* **Directions for this task**
Output the data below exactly as it is, dropping the pictures from your copy.
──────── Data extract ────────
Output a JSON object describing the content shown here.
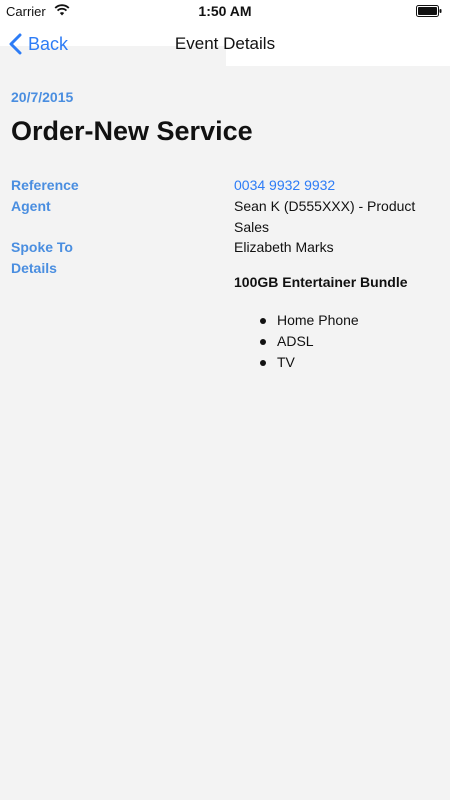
{
  "status_bar": {
    "carrier": "Carrier",
    "time": "1:50 AM"
  },
  "nav": {
    "back_label": "Back",
    "title": "Event Details"
  },
  "event": {
    "date": "20/7/2015",
    "title": "Order-New Service",
    "fields": {
      "reference_label": "Reference",
      "reference_value": "0034 9932 9932",
      "agent_label": "Agent",
      "agent_value": "Sean K (D555XXX) - Product Sales",
      "spoke_to_label": "Spoke To",
      "spoke_to_value": "Elizabeth Marks",
      "details_label": "Details"
    },
    "details": {
      "bundle_title": "100GB Entertainer Bundle",
      "items": [
        "Home Phone",
        "ADSL",
        "TV"
      ]
    }
  },
  "colors": {
    "accent": "#2d7cf6",
    "label_blue": "#4a8ee0",
    "background": "#f3f3f3"
  }
}
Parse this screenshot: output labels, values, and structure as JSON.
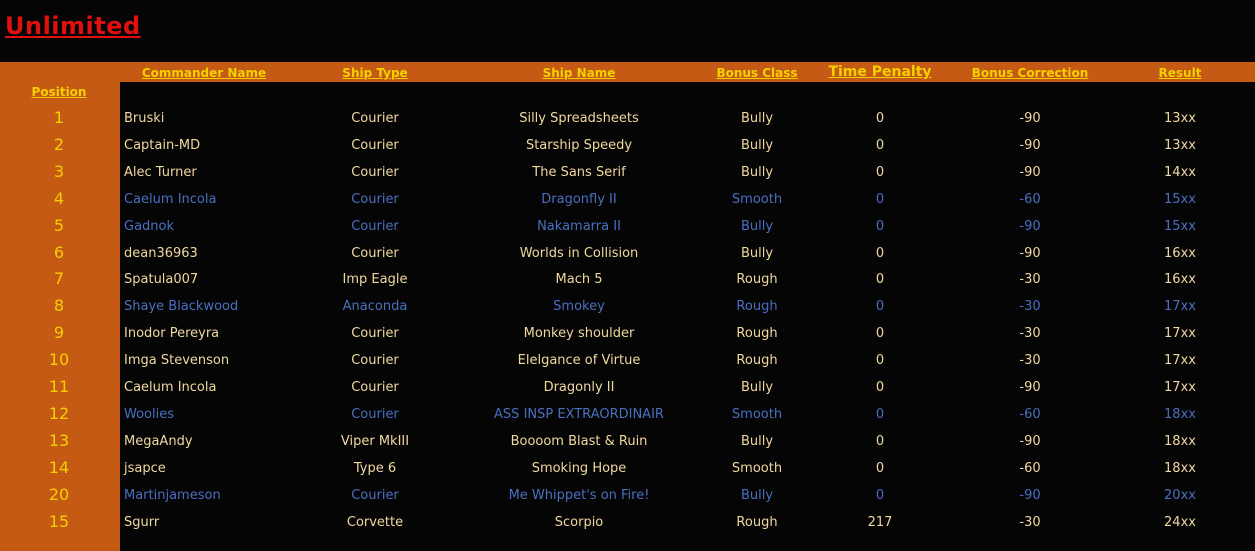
{
  "title": "Unlimited",
  "headers": {
    "position": "Position",
    "commander": "Commander Name",
    "ship_type": "Ship Type",
    "ship_name": "Ship Name",
    "bonus_class": "Bonus Class",
    "time_penalty": "Time Penalty",
    "bonus_correction": "Bonus Correction",
    "result": "Result"
  },
  "rows": [
    {
      "position": "1",
      "commander": "Bruski",
      "ship_type": "Courier",
      "ship_name": "Silly Spreadsheets",
      "bonus_class": "Bully",
      "time_penalty": "0",
      "bonus_correction": "-90",
      "result": "13xx",
      "highlight": false
    },
    {
      "position": "2",
      "commander": "Captain-MD",
      "ship_type": "Courier",
      "ship_name": "Starship Speedy",
      "bonus_class": "Bully",
      "time_penalty": "0",
      "bonus_correction": "-90",
      "result": "13xx",
      "highlight": false
    },
    {
      "position": "3",
      "commander": "Alec Turner",
      "ship_type": "Courier",
      "ship_name": "The Sans Serif",
      "bonus_class": "Bully",
      "time_penalty": "0",
      "bonus_correction": "-90",
      "result": "14xx",
      "highlight": false
    },
    {
      "position": "4",
      "commander": "Caelum Incola",
      "ship_type": "Courier",
      "ship_name": "Dragonfly II",
      "bonus_class": "Smooth",
      "time_penalty": "0",
      "bonus_correction": "-60",
      "result": "15xx",
      "highlight": true
    },
    {
      "position": "5",
      "commander": "Gadnok",
      "ship_type": "Courier",
      "ship_name": "Nakamarra II",
      "bonus_class": "Bully",
      "time_penalty": "0",
      "bonus_correction": "-90",
      "result": "15xx",
      "highlight": true
    },
    {
      "position": "6",
      "commander": "dean36963",
      "ship_type": "Courier",
      "ship_name": "Worlds in Collision",
      "bonus_class": "Bully",
      "time_penalty": "0",
      "bonus_correction": "-90",
      "result": "16xx",
      "highlight": false
    },
    {
      "position": "7",
      "commander": "Spatula007",
      "ship_type": "Imp Eagle",
      "ship_name": "Mach 5",
      "bonus_class": "Rough",
      "time_penalty": "0",
      "bonus_correction": "-30",
      "result": "16xx",
      "highlight": false
    },
    {
      "position": "8",
      "commander": "Shaye Blackwood",
      "ship_type": "Anaconda",
      "ship_name": "Smokey",
      "bonus_class": "Rough",
      "time_penalty": "0",
      "bonus_correction": "-30",
      "result": "17xx",
      "highlight": true
    },
    {
      "position": "9",
      "commander": "Inodor Pereyra",
      "ship_type": "Courier",
      "ship_name": "Monkey shoulder",
      "bonus_class": "Rough",
      "time_penalty": "0",
      "bonus_correction": "-30",
      "result": "17xx",
      "highlight": false
    },
    {
      "position": "10",
      "commander": "Imga Stevenson",
      "ship_type": "Courier",
      "ship_name": "Elelgance of Virtue",
      "bonus_class": "Rough",
      "time_penalty": "0",
      "bonus_correction": "-30",
      "result": "17xx",
      "highlight": false
    },
    {
      "position": "11",
      "commander": "Caelum Incola",
      "ship_type": "Courier",
      "ship_name": "Dragonly II",
      "bonus_class": "Bully",
      "time_penalty": "0",
      "bonus_correction": "-90",
      "result": "17xx",
      "highlight": false
    },
    {
      "position": "12",
      "commander": "Woolies",
      "ship_type": "Courier",
      "ship_name": "ASS INSP EXTRAORDINAIR",
      "bonus_class": "Smooth",
      "time_penalty": "0",
      "bonus_correction": "-60",
      "result": "18xx",
      "highlight": true
    },
    {
      "position": "13",
      "commander": "MegaAndy",
      "ship_type": "Viper MkIII",
      "ship_name": "Boooom Blast & Ruin",
      "bonus_class": "Bully",
      "time_penalty": "0",
      "bonus_correction": "-90",
      "result": "18xx",
      "highlight": false
    },
    {
      "position": "14",
      "commander": "jsapce",
      "ship_type": "Type 6",
      "ship_name": "Smoking Hope",
      "bonus_class": "Smooth",
      "time_penalty": "0",
      "bonus_correction": "-60",
      "result": "18xx",
      "highlight": false
    },
    {
      "position": "20",
      "commander": "Martinjameson",
      "ship_type": "Courier",
      "ship_name": "Me Whippet's on Fire!",
      "bonus_class": "Bully",
      "time_penalty": "0",
      "bonus_correction": "-90",
      "result": "20xx",
      "highlight": true
    },
    {
      "position": "15",
      "commander": "Sgurr",
      "ship_type": "Corvette",
      "ship_name": "Scorpio",
      "bonus_class": "Rough",
      "time_penalty": "217",
      "bonus_correction": "-30",
      "result": "24xx",
      "highlight": false
    }
  ],
  "colors": {
    "title": "#e01010",
    "header": "#f4d000",
    "band": "#c45a14",
    "text": "#f0d8a0",
    "highlight_text": "#4a6fc0",
    "background": "#050505"
  }
}
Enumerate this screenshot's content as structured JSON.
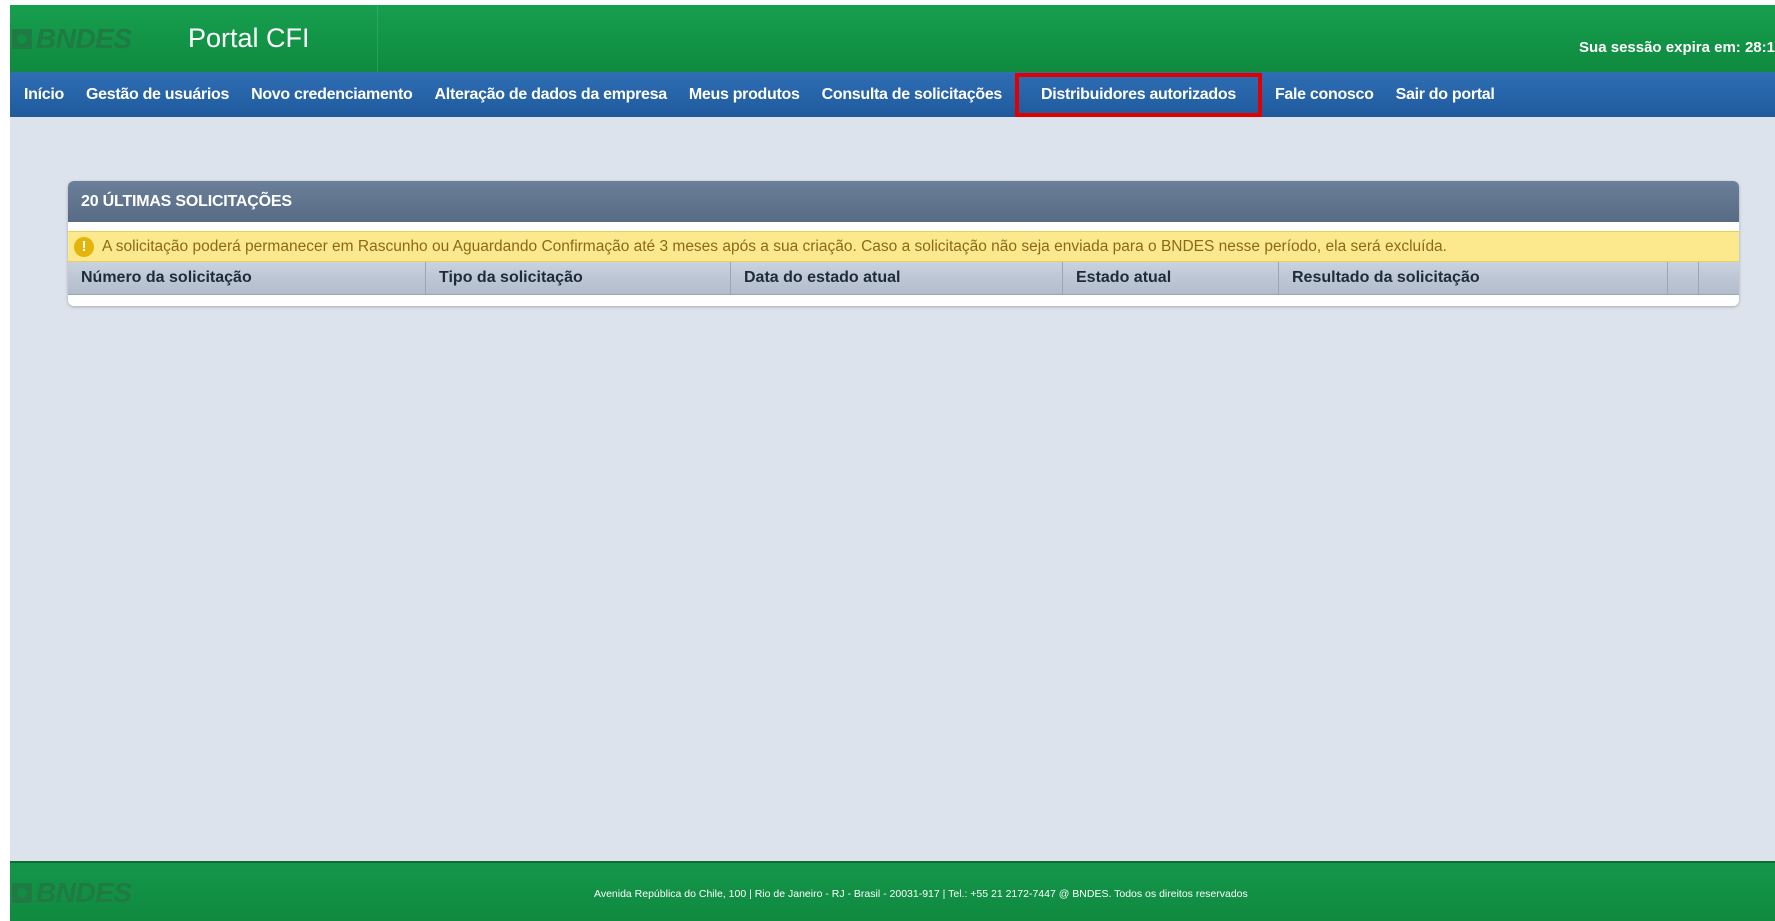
{
  "header": {
    "logo_text": "BNDES",
    "portal_title": "Portal CFI",
    "session_text": "Sua sessão expira em: 28:1"
  },
  "nav": {
    "items": [
      {
        "label": "Início"
      },
      {
        "label": "Gestão de usuários"
      },
      {
        "label": "Novo credenciamento"
      },
      {
        "label": "Alteração de dados da empresa"
      },
      {
        "label": "Meus produtos"
      },
      {
        "label": "Consulta de solicitações"
      },
      {
        "label": "Distribuidores autorizados",
        "highlighted": true
      },
      {
        "label": "Fale conosco"
      },
      {
        "label": "Sair do portal"
      }
    ],
    "highlight_color": "#e00000"
  },
  "panel": {
    "title": "20 ÚLTIMAS SOLICITAÇÕES",
    "alert_icon": "!",
    "alert_text": "A solicitação poderá permanecer em Rascunho ou Aguardando Confirmação até 3 meses após a sua criação. Caso a solicitação não seja enviada para o BNDES nesse período, ela será excluída.",
    "columns": [
      "Número da solicitação",
      "Tipo da solicitação",
      "Data do estado atual",
      "Estado atual",
      "Resultado da solicitação",
      "",
      ""
    ]
  },
  "footer": {
    "logo_text": "BNDES",
    "address": "Avenida República do Chile, 100 | Rio de Janeiro - RJ - Brasil - 20031-917 | Tel.: +55 21 2172-7447 @ BNDES. Todos os direitos reservados"
  },
  "colors": {
    "header_green": "#169f4e",
    "nav_blue": "#2f6eb4",
    "panel_header": "#6a7f99",
    "alert_bg": "#fde98d",
    "page_bg": "#dde3ec"
  }
}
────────
* **Result of this task**
Output a JSON object describing the content shown here.
{
  "status_bar": {
    "carrier": "Carrier",
    "time": "1:50 AM"
  },
  "nav": {
    "back_label": "Back",
    "title": "Event Details"
  },
  "event": {
    "date": "20/7/2015",
    "title": "Order-New Service",
    "fields": {
      "reference_label": "Reference",
      "reference_value": "0034 9932 9932",
      "agent_label": "Agent",
      "agent_value": "Sean K (D555XXX) - Product Sales",
      "spoke_to_label": "Spoke To",
      "spoke_to_value": "Elizabeth Marks",
      "details_label": "Details"
    },
    "details": {
      "bundle_title": "100GB Entertainer Bundle",
      "items": [
        "Home Phone",
        "ADSL",
        "TV"
      ]
    }
  },
  "colors": {
    "accent": "#2d7cf6",
    "label_blue": "#4a8ee0",
    "background": "#f3f3f3"
  }
}
Parse this screenshot: output labels, values, and structure as JSON.
{
  "title": "Unlimited",
  "headers": {
    "position": "Position",
    "commander": "Commander Name",
    "ship_type": "Ship Type",
    "ship_name": "Ship Name",
    "bonus_class": "Bonus Class",
    "time_penalty": "Time Penalty",
    "bonus_correction": "Bonus Correction",
    "result": "Result"
  },
  "rows": [
    {
      "position": "1",
      "commander": "Bruski",
      "ship_type": "Courier",
      "ship_name": "Silly Spreadsheets",
      "bonus_class": "Bully",
      "time_penalty": "0",
      "bonus_correction": "-90",
      "result": "13xx",
      "highlight": false
    },
    {
      "position": "2",
      "commander": "Captain-MD",
      "ship_type": "Courier",
      "ship_name": "Starship Speedy",
      "bonus_class": "Bully",
      "time_penalty": "0",
      "bonus_correction": "-90",
      "result": "13xx",
      "highlight": false
    },
    {
      "position": "3",
      "commander": "Alec Turner",
      "ship_type": "Courier",
      "ship_name": "The Sans Serif",
      "bonus_class": "Bully",
      "time_penalty": "0",
      "bonus_correction": "-90",
      "result": "14xx",
      "highlight": false
    },
    {
      "position": "4",
      "commander": "Caelum Incola",
      "ship_type": "Courier",
      "ship_name": "Dragonfly II",
      "bonus_class": "Smooth",
      "time_penalty": "0",
      "bonus_correction": "-60",
      "result": "15xx",
      "highlight": true
    },
    {
      "position": "5",
      "commander": "Gadnok",
      "ship_type": "Courier",
      "ship_name": "Nakamarra II",
      "bonus_class": "Bully",
      "time_penalty": "0",
      "bonus_correction": "-90",
      "result": "15xx",
      "highlight": true
    },
    {
      "position": "6",
      "commander": "dean36963",
      "ship_type": "Courier",
      "ship_name": "Worlds in Collision",
      "bonus_class": "Bully",
      "time_penalty": "0",
      "bonus_correction": "-90",
      "result": "16xx",
      "highlight": false
    },
    {
      "position": "7",
      "commander": "Spatula007",
      "ship_type": "Imp Eagle",
      "ship_name": "Mach 5",
      "bonus_class": "Rough",
      "time_penalty": "0",
      "bonus_correction": "-30",
      "result": "16xx",
      "highlight": false
    },
    {
      "position": "8",
      "commander": "Shaye Blackwood",
      "ship_type": "Anaconda",
      "ship_name": "Smokey",
      "bonus_class": "Rough",
      "time_penalty": "0",
      "bonus_correction": "-30",
      "result": "17xx",
      "highlight": true
    },
    {
      "position": "9",
      "commander": "Inodor Pereyra",
      "ship_type": "Courier",
      "ship_name": "Monkey shoulder",
      "bonus_class": "Rough",
      "time_penalty": "0",
      "bonus_correction": "-30",
      "result": "17xx",
      "highlight": false
    },
    {
      "position": "10",
      "commander": "Imga Stevenson",
      "ship_type": "Courier",
      "ship_name": "Elelgance of Virtue",
      "bonus_class": "Rough",
      "time_penalty": "0",
      "bonus_correction": "-30",
      "result": "17xx",
      "highlight": false
    },
    {
      "position": "11",
      "commander": "Caelum Incola",
      "ship_type": "Courier",
      "ship_name": "Dragonly II",
      "bonus_class": "Bully",
      "time_penalty": "0",
      "bonus_correction": "-90",
      "result": "17xx",
      "highlight": false
    },
    {
      "position": "12",
      "commander": "Woolies",
      "ship_type": "Courier",
      "ship_name": "ASS INSP EXTRAORDINAIR",
      "bonus_class": "Smooth",
      "time_penalty": "0",
      "bonus_correction": "-60",
      "result": "18xx",
      "highlight": true
    },
    {
      "position": "13",
      "commander": "MegaAndy",
      "ship_type": "Viper MkIII",
      "ship_name": "Boooom Blast & Ruin",
      "bonus_class": "Bully",
      "time_penalty": "0",
      "bonus_correction": "-90",
      "result": "18xx",
      "highlight": false
    },
    {
      "position": "14",
      "commander": "jsapce",
      "ship_type": "Type 6",
      "ship_name": "Smoking Hope",
      "bonus_class": "Smooth",
      "time_penalty": "0",
      "bonus_correction": "-60",
      "result": "18xx",
      "highlight": false
    },
    {
      "position": "20",
      "commander": "Martinjameson",
      "ship_type": "Courier",
      "ship_name": "Me Whippet's on Fire!",
      "bonus_class": "Bully",
      "time_penalty": "0",
      "bonus_correction": "-90",
      "result": "20xx",
      "highlight": true
    },
    {
      "position": "15",
      "commander": "Sgurr",
      "ship_type": "Corvette",
      "ship_name": "Scorpio",
      "bonus_class": "Rough",
      "time_penalty": "217",
      "bonus_correction": "-30",
      "result": "24xx",
      "highlight": false
    }
  ],
  "colors": {
    "title": "#e01010",
    "header": "#f4d000",
    "band": "#c45a14",
    "text": "#f0d8a0",
    "highlight_text": "#4a6fc0",
    "background": "#050505"
  }
}
Enumerate this screenshot's content as structured JSON.
{
  "header": {
    "logo_text": "BNDES",
    "portal_title": "Portal CFI",
    "session_text": "Sua sessão expira em: 28:1"
  },
  "nav": {
    "items": [
      {
        "label": "Início"
      },
      {
        "label": "Gestão de usuários"
      },
      {
        "label": "Novo credenciamento"
      },
      {
        "label": "Alteração de dados da empresa"
      },
      {
        "label": "Meus produtos"
      },
      {
        "label": "Consulta de solicitações"
      },
      {
        "label": "Distribuidores autorizados",
        "highlighted": true
      },
      {
        "label": "Fale conosco"
      },
      {
        "label": "Sair do portal"
      }
    ],
    "highlight_color": "#e00000"
  },
  "panel": {
    "title": "20 ÚLTIMAS SOLICITAÇÕES",
    "alert_icon": "!",
    "alert_text": "A solicitação poderá permanecer em Rascunho ou Aguardando Confirmação até 3 meses após a sua criação. Caso a solicitação não seja enviada para o BNDES nesse período, ela será excluída.",
    "columns": [
      "Número da solicitação",
      "Tipo da solicitação",
      "Data do estado atual",
      "Estado atual",
      "Resultado da solicitação",
      "",
      ""
    ]
  },
  "footer": {
    "logo_text": "BNDES",
    "address": "Avenida República do Chile, 100 | Rio de Janeiro - RJ - Brasil - 20031-917 | Tel.: +55 21 2172-7447 @ BNDES. Todos os direitos reservados"
  },
  "colors": {
    "header_green": "#169f4e",
    "nav_blue": "#2f6eb4",
    "panel_header": "#6a7f99",
    "alert_bg": "#fde98d",
    "page_bg": "#dde3ec"
  }
}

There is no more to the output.